[29] The evidence supports the view that he has lost much of the enjoyment of life that he previously enjoyed.  Ms Hooper’s evidence and the psychiatric evidence support this conclusion.  He has lost much of the enjoyment of social situations that he enjoyed before the accident.  He has lost interest in playing the clarinet in which he was very proficient.  He was cross-examined about a number of initiatives he is pursuing on the Gold Coast.  He rationalises them as, firstly, an extension of his university work and, secondly, an attempt to perform to a useful level as part of the university community.  The inference to be drawn is that they are not of the same character as his previous social activity.  It is also the case that while he has managed to perform at a level that was considered to justify promotion to Associate Professor, he has had to work much harder than he did before the accident to achieve those standards. 
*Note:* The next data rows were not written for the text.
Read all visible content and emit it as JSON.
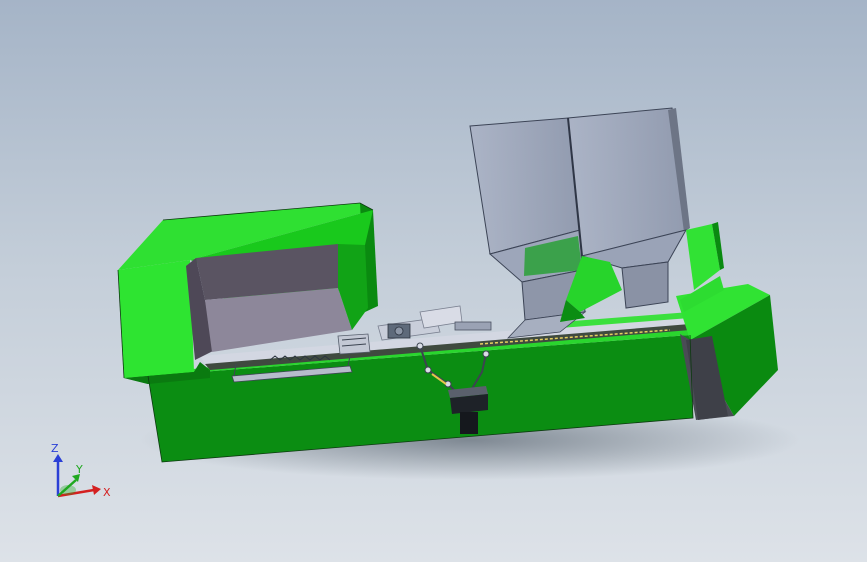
{
  "triad": {
    "x_label": "X",
    "z_label": "Z",
    "y_label": "Y",
    "x_color": "#d42020",
    "y_color": "#1fa81f",
    "z_color": "#2a3fd6"
  },
  "model": {
    "body_color": "#0a8a10",
    "body_light_color": "#27e32a",
    "body_dark_color": "#066a0a",
    "hopper_color": "#9aa3b8",
    "metal_color": "#c6cbd8"
  }
}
[30] My assessment of him was that he has considerable insight into the change that has occurred.  That he has suffered psychiatrically as a result of the accident is not disputed.  So far as research is concerned, essentially, the plaintiff no longer enjoys the feeling of exhilaration that can be derived from application of an inquiring mind to a subject that is of interest to the inquirer.  It was not suggested by the defendant that there was any cause for it but the accident.  In all the circumstances it seems to me that the sum propounded by Mr Grant-Taylor can be justified in the particular circumstances of the case and will be awarded.   

Contributory negligence

[31] It was submitted by the defendant that the applicant should be found to have contributed to his injuries.  The submission essentially was that the plaintiff should have kept the vehicle under observation rather than have acted on his conclusion that the vehicle was going to turn left before reaching the spot where he was crossing the road.  It was submitted that 10% to 15% was the appropriate range of contribution.  It was also submitted that the wearing of dark coloured clothing, which was undisputed, was a further factor. 

[32] Mr Grant-Taylor submitted that contribution should not be found on the part of the plaintiff.  He relied on the uncontradicted evidence of the plaintiff that the vehicle was more than 40 or 50 metres away and had its left indicator on.  As there was a street to the south of where the plaintiff intended to cross, it was not unreasonable for him to conclude that the vehicle was about to do a left hand turn and that it was safe to cross the street.  There was nothing to suggest that the colour of his clothing was sufficiently causative to warrant a finding against him.  Mr Grant-Taylor relied on Baird v Roberts [1977] 2 NSWLR 389 as an example of a case where, in slightly less meritorious circumstances, a trial judge’s finding of contributory negligence was reversed by the Court of Appeal.  While arguing such issues by reference to other cases may point to factors to be taken into account, each case must stand on its own facts.  I am satisfied in the present case that it was not negligent of the plaintiff to commence to cross the street, having not unreasonably formed the opinion that the operation of the indicator on the car meant that it would not be a threat to him.  No reduction will therefore be made for contributory negligence.


[33] Damages are assessed as follows:


Pain and suffering   70,000

Interest @ 2% to trial     6,016

Past economic loss   15,000

Interest @ 5% to trial     7,520

Future economic loss 100,000

Past gratuitous care     2,000

Future medical expenses   39,500

Special damages     7,865.60

Interest @ 5% to trial     2,579.10




1. Judgment is entered for the plaintiff in the sum of $250,480.70

2. Unless written submissions seeking a different order are delivered to my Associate and served on the other party within seven days, the defendant is ordered to pay the plaintiff’s costs of and incidental to the claim, including reserved costs, if any.


Editorial Notes

  • Published Case Name:

    Tamlyn v The Nominal Defendant

  • Shortened Case Name:

    Tamlyn v The Nominal Defendant

  • MNC:

    [2007] QSC 71

  • Court:


  • Judge(s):

    Mackenzie J

  • Date:

    13 Apr 2007

Litigation History

No Litigation History

Appeal Status

No Status